When the exit polls were announced a 10pm, it was a shock to us all - the General Election has resulted in a ‘Hung Parliament’.
This is because the Conservatives have the largest vote share, but insufficient MPs to hit the 326 threshold to form a majority government.
A party must win 326 (just over half) of the 650 seats in the House of Commons in order to win an absolute majority. However, in reality the winning threshold is 323, as MPs from Northern Irish party Sinn Fein don't attend parliament, as a matter of longstanding principle.
On rare occasions, the winning party does not gain enough seats to form an absolute majority, i.e. it has won fewer seats than all the other parties put together. This is "a hung parliament."
So what happens now?
- The conservatives could persuade another party or parties to support them with a so-called "confidence and supply" arrangement
- The conservatives or opposition could try to create a formal coalition by officially joining up with one or more party in the House of Commons to form a government with an absolute majority. Conservative sources are supposedly meeting with the DUP at present.
- Go it alone. The winning party could decide to take a huge risk and try to run a government without an absolute majority. Parties that have tried this throughout British political history have not tended to last very long.
It may be that some of the Conservative Manifesto promises that relied on a large majority will now no longer go ahead (e.g. grammar schools).
We are once again in politically unprecedented times but one of the positives we can draw upon is the increase in younger voters taking to the polls this year. Early reports suggest that 72% of 18-24 year olds voted which is a huge increase on previous years when youth turnout was only around 40%. Overall participation in the election is also up and at almost 70% of the population is the highest turnout since 1997.

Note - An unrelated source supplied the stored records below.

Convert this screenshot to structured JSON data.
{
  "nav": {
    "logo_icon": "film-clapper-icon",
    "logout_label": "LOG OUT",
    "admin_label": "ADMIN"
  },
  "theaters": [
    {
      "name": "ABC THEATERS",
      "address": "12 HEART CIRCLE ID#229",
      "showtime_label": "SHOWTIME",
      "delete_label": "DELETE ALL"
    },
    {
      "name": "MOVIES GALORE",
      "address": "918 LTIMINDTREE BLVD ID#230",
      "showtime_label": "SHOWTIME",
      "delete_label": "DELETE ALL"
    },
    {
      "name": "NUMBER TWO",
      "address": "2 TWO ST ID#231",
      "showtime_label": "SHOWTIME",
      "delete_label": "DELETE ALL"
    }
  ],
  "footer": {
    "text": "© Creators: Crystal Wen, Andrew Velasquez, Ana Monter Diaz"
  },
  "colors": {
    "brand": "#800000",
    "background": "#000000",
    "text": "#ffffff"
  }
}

More detail is emerging as I write this; we’ll keep you posted once a clearer picture emerges.